The input Block Start
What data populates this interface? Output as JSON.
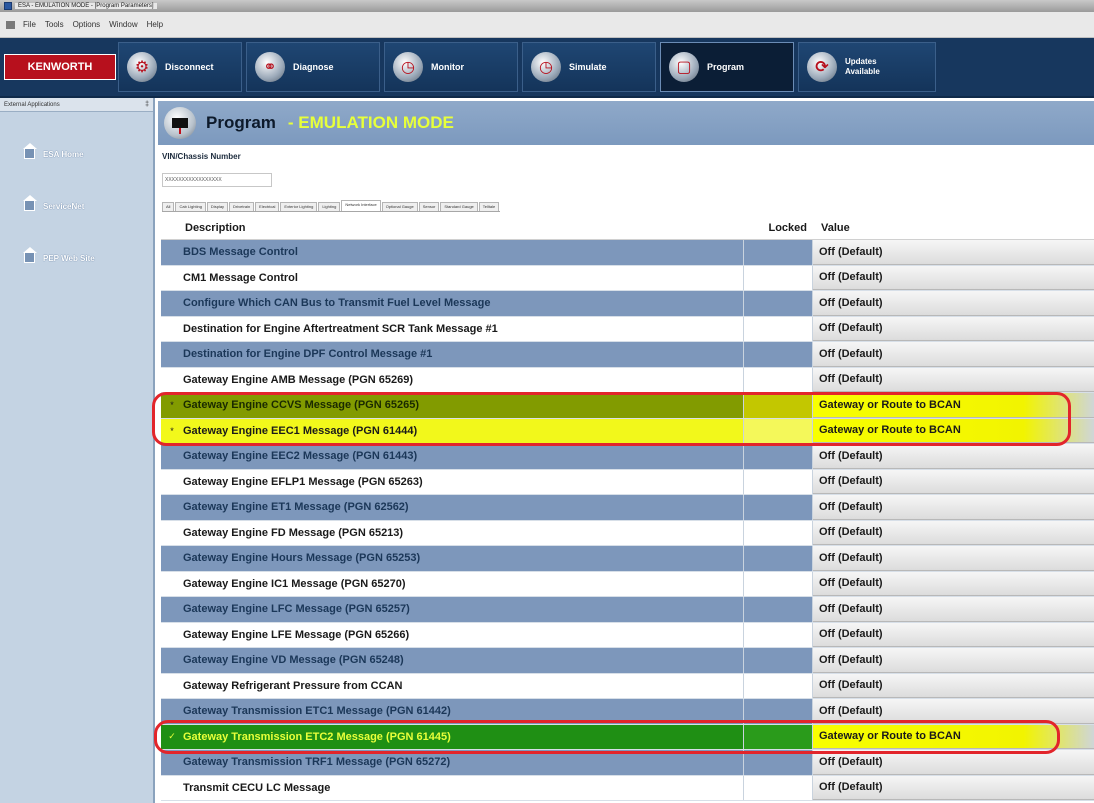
{
  "window": {
    "title": "ESA - EMULATION MODE - [Program Parameters]"
  },
  "menu": [
    "File",
    "Tools",
    "Options",
    "Window",
    "Help"
  ],
  "toolbar": {
    "brand": "KENWORTH",
    "buttons": [
      {
        "label": "Disconnect"
      },
      {
        "label": "Diagnose"
      },
      {
        "label": "Monitor"
      },
      {
        "label": "Simulate"
      },
      {
        "label": "Program"
      },
      {
        "label": "Updates\nAvailable"
      }
    ]
  },
  "sidebar": {
    "header": "External Applications",
    "pin": "‡",
    "items": [
      {
        "label": "ESA Home"
      },
      {
        "label": "ServiceNet"
      },
      {
        "label": "PEP Web Site"
      }
    ]
  },
  "main": {
    "title": "Program",
    "mode": "- EMULATION MODE",
    "vin_label": "VIN/Chassis Number",
    "vin_value": "XXXXXXXXXXXXXXXXX"
  },
  "tabs": [
    "All",
    "Cab Lighting",
    "Display",
    "Drivetrain",
    "Electrical",
    "Exterior Lighting",
    "Lighting",
    "Network Interface",
    "Optional Gauge",
    "Sensor",
    "Standard Gauge",
    "Telltale"
  ],
  "grid": {
    "headers": {
      "description": "Description",
      "locked": "Locked",
      "value": "Value"
    },
    "rows": [
      {
        "star": "",
        "description": "BDS Message Control",
        "value": "Off (Default)"
      },
      {
        "star": "",
        "description": "CM1 Message Control",
        "value": "Off (Default)"
      },
      {
        "star": "",
        "description": "Configure Which CAN Bus to Transmit Fuel Level Message",
        "value": "Off (Default)"
      },
      {
        "star": "",
        "description": "Destination for Engine Aftertreatment SCR Tank Message #1",
        "value": "Off (Default)"
      },
      {
        "star": "",
        "description": "Destination for Engine DPF Control Message #1",
        "value": "Off (Default)"
      },
      {
        "star": "",
        "description": "Gateway Engine AMB Message (PGN 65269)",
        "value": "Off (Default)"
      },
      {
        "star": "*",
        "description": "Gateway Engine CCVS Message (PGN 65265)",
        "value": "Gateway or Route to BCAN"
      },
      {
        "star": "*",
        "description": "Gateway Engine EEC1 Message (PGN 61444)",
        "value": "Gateway or Route to BCAN"
      },
      {
        "star": "",
        "description": "Gateway Engine EEC2 Message (PGN 61443)",
        "value": "Off (Default)"
      },
      {
        "star": "",
        "description": "Gateway Engine EFLP1 Message (PGN 65263)",
        "value": "Off (Default)"
      },
      {
        "star": "",
        "description": "Gateway Engine ET1 Message (PGN 62562)",
        "value": "Off (Default)"
      },
      {
        "star": "",
        "description": "Gateway Engine FD Message (PGN 65213)",
        "value": "Off (Default)"
      },
      {
        "star": "",
        "description": "Gateway Engine Hours Message (PGN 65253)",
        "value": "Off (Default)"
      },
      {
        "star": "",
        "description": "Gateway Engine IC1 Message (PGN 65270)",
        "value": "Off (Default)"
      },
      {
        "star": "",
        "description": "Gateway Engine LFC Message (PGN 65257)",
        "value": "Off (Default)"
      },
      {
        "star": "",
        "description": "Gateway Engine LFE Message (PGN 65266)",
        "value": "Off (Default)"
      },
      {
        "star": "",
        "description": "Gateway Engine VD Message (PGN 65248)",
        "value": "Off (Default)"
      },
      {
        "star": "",
        "description": "Gateway Refrigerant Pressure from CCAN",
        "value": "Off (Default)"
      },
      {
        "star": "",
        "description": "Gateway Transmission ETC1 Message (PGN 61442)",
        "value": "Off (Default)"
      },
      {
        "star": "✓",
        "description": "Gateway Transmission ETC2 Message (PGN 61445)",
        "value": "Gateway or Route to BCAN"
      },
      {
        "star": "",
        "description": "Gateway Transmission TRF1 Message (PGN 65272)",
        "value": "Off (Default)"
      },
      {
        "star": "",
        "description": "Transmit CECU LC Message",
        "value": "Off (Default)"
      }
    ]
  },
  "colors": {
    "toolbar": "#17375e",
    "brand": "#b7101d",
    "row_blue": "#7d97bb",
    "row_olive": "#829b00",
    "row_yellow": "#f2f81b",
    "row_green": "#1f8f14",
    "highlight_ring": "#e2252b",
    "mode_text": "#e7ff3a"
  }
}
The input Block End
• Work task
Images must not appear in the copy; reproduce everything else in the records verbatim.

• Written answer
What data populates this interface? Output as JSON.
{
  "window": {
    "title": "ESA - EMULATION MODE - [Program Parameters]"
  },
  "menu": [
    "File",
    "Tools",
    "Options",
    "Window",
    "Help"
  ],
  "toolbar": {
    "brand": "KENWORTH",
    "buttons": [
      {
        "label": "Disconnect"
      },
      {
        "label": "Diagnose"
      },
      {
        "label": "Monitor"
      },
      {
        "label": "Simulate"
      },
      {
        "label": "Program"
      },
      {
        "label": "Updates\nAvailable"
      }
    ]
  },
  "sidebar": {
    "header": "External Applications",
    "pin": "‡",
    "items": [
      {
        "label": "ESA Home"
      },
      {
        "label": "ServiceNet"
      },
      {
        "label": "PEP Web Site"
      }
    ]
  },
  "main": {
    "title": "Program",
    "mode": "- EMULATION MODE",
    "vin_label": "VIN/Chassis Number",
    "vin_value": "XXXXXXXXXXXXXXXXX"
  },
  "tabs": [
    "All",
    "Cab Lighting",
    "Display",
    "Drivetrain",
    "Electrical",
    "Exterior Lighting",
    "Lighting",
    "Network Interface",
    "Optional Gauge",
    "Sensor",
    "Standard Gauge",
    "Telltale"
  ],
  "grid": {
    "headers": {
      "description": "Description",
      "locked": "Locked",
      "value": "Value"
    },
    "rows": [
      {
        "star": "",
        "description": "BDS Message Control",
        "value": "Off (Default)"
      },
      {
        "star": "",
        "description": "CM1 Message Control",
        "value": "Off (Default)"
      },
      {
        "star": "",
        "description": "Configure Which CAN Bus to Transmit Fuel Level Message",
        "value": "Off (Default)"
      },
      {
        "star": "",
        "description": "Destination for Engine Aftertreatment SCR Tank Message #1",
        "value": "Off (Default)"
      },
      {
        "star": "",
        "description": "Destination for Engine DPF Control Message #1",
        "value": "Off (Default)"
      },
      {
        "star": "",
        "description": "Gateway Engine AMB Message (PGN 65269)",
        "value": "Off (Default)"
      },
      {
        "star": "*",
        "description": "Gateway Engine CCVS Message (PGN 65265)",
        "value": "Gateway or Route to BCAN"
      },
      {
        "star": "*",
        "description": "Gateway Engine EEC1 Message (PGN 61444)",
        "value": "Gateway or Route to BCAN"
      },
      {
        "star": "",
        "description": "Gateway Engine EEC2 Message (PGN 61443)",
        "value": "Off (Default)"
      },
      {
        "star": "",
        "description": "Gateway Engine EFLP1 Message (PGN 65263)",
        "value": "Off (Default)"
      },
      {
        "star": "",
        "description": "Gateway Engine ET1 Message (PGN 62562)",
        "value": "Off (Default)"
      },
      {
        "star": "",
        "description": "Gateway Engine FD Message (PGN 65213)",
        "value": "Off (Default)"
      },
      {
        "star": "",
        "description": "Gateway Engine Hours Message (PGN 65253)",
        "value": "Off (Default)"
      },
      {
        "star": "",
        "description": "Gateway Engine IC1 Message (PGN 65270)",
        "value": "Off (Default)"
      },
      {
        "star": "",
        "description": "Gateway Engine LFC Message (PGN 65257)",
        "value": "Off (Default)"
      },
      {
        "star": "",
        "description": "Gateway Engine LFE Message (PGN 65266)",
        "value": "Off (Default)"
      },
      {
        "star": "",
        "description": "Gateway Engine VD Message (PGN 65248)",
        "value": "Off (Default)"
      },
      {
        "star": "",
        "description": "Gateway Refrigerant Pressure from CCAN",
        "value": "Off (Default)"
      },
      {
        "star": "",
        "description": "Gateway Transmission ETC1 Message (PGN 61442)",
        "value": "Off (Default)"
      },
      {
        "star": "✓",
        "description": "Gateway Transmission ETC2 Message (PGN 61445)",
        "value": "Gateway or Route to BCAN"
      },
      {
        "star": "",
        "description": "Gateway Transmission TRF1 Message (PGN 65272)",
        "value": "Off (Default)"
      },
      {
        "star": "",
        "description": "Transmit CECU LC Message",
        "value": "Off (Default)"
      }
    ]
  },
  "colors": {
    "toolbar": "#17375e",
    "brand": "#b7101d",
    "row_blue": "#7d97bb",
    "row_olive": "#829b00",
    "row_yellow": "#f2f81b",
    "row_green": "#1f8f14",
    "highlight_ring": "#e2252b",
    "mode_text": "#e7ff3a"
  }
}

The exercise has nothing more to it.